The privilege and good fortune of a full life on earth carries with it countless inescapable lessons of humility along the way. Whether it’s the result of saying, “Watch this!” as a child or being let go from a job you’ve held for years, humans don’t have to learn to be humble. It’s forced on us.
Resentment, just as Brené Brown suggests, keeps us from joyful connections with our fellow human beings. Like Parshat Ki Tavo teaches, mitzvot are the focus of Torah, but it’s the joy and gladness of Judaism that keep us full-hearted.

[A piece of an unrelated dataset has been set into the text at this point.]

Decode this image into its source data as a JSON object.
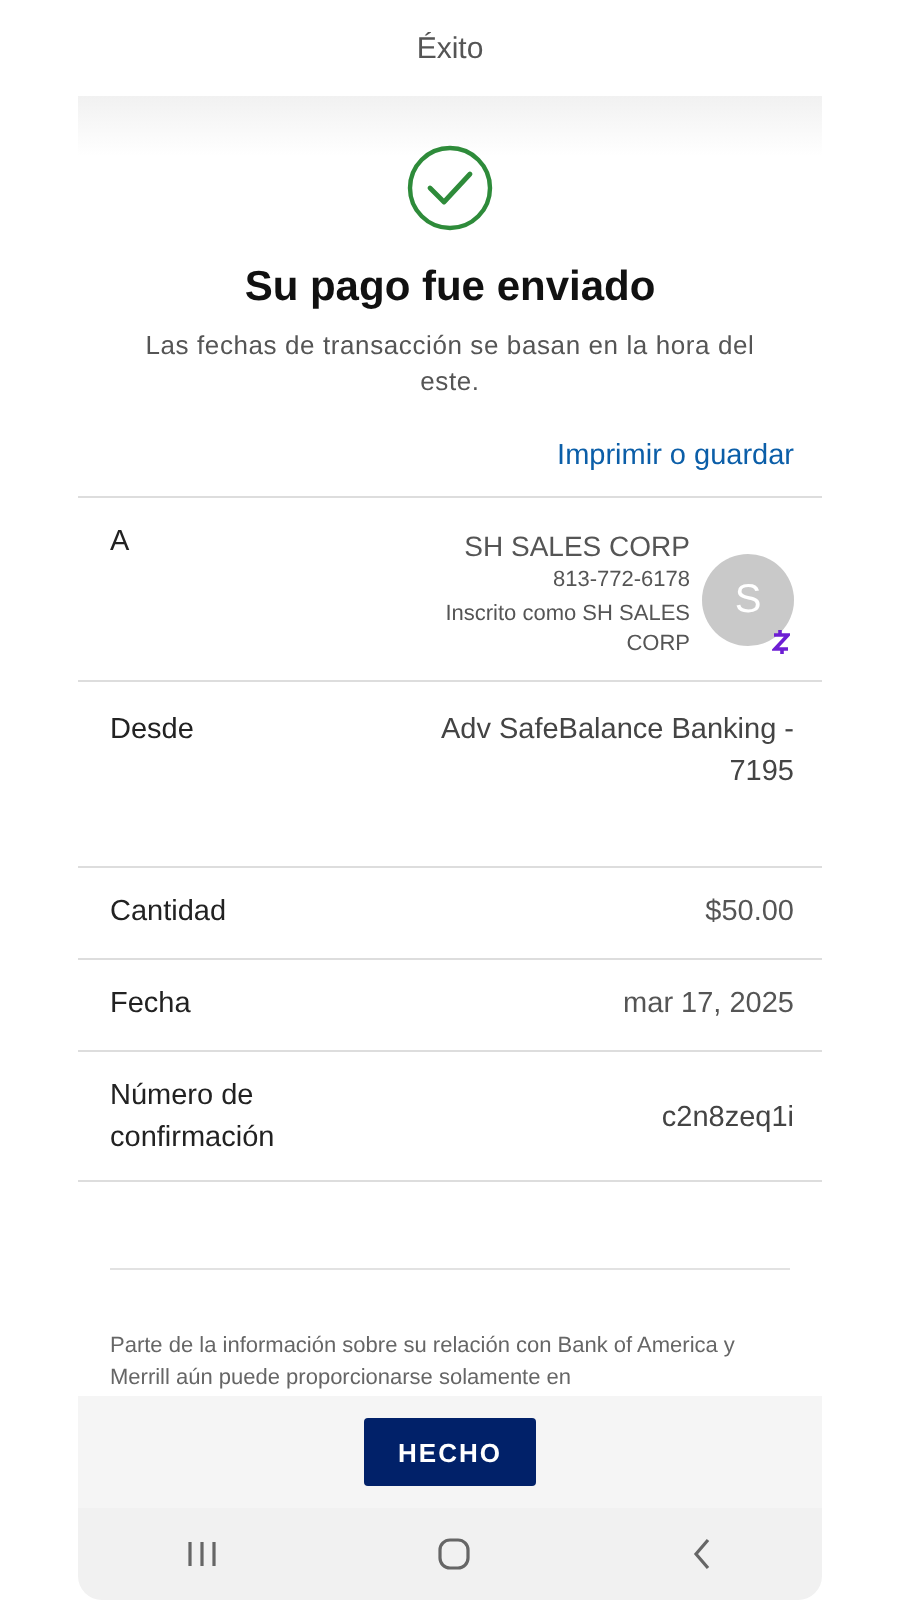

Accidents, by nature, aren’t choices. However, we do have the choice in how we react to something we’ve overlooked. Parshat Ki Teitzei reminds us that sometimes it can be better to let it go, to embrace the happy unintentionally and make a mistake that might just lift someone else up.
It’s easy to go on consequence overload when you’re in an emotional moment. The Torah is itself, however, a grounding resource. Reading these same texts year after year is what grounds us emotionally and spiritually, and it reminds us, especially in this week’s portion, that only when we’re in that grounded space can we act justly.
The work will never be done, there will always be another load of laundry, another medical conundrum, or societal problem, but the way through it is to plan each and every day to finish that day’s portion so we can rest up and start again tomorrow.
If the Torah is concerned that we’ll stray from our worship of God to worshiping the natural world, why were these celestial bodies and earthly wonders even created? In other words, if I can’t keep my hands out of the bag of Cheetos, why keep them in the house?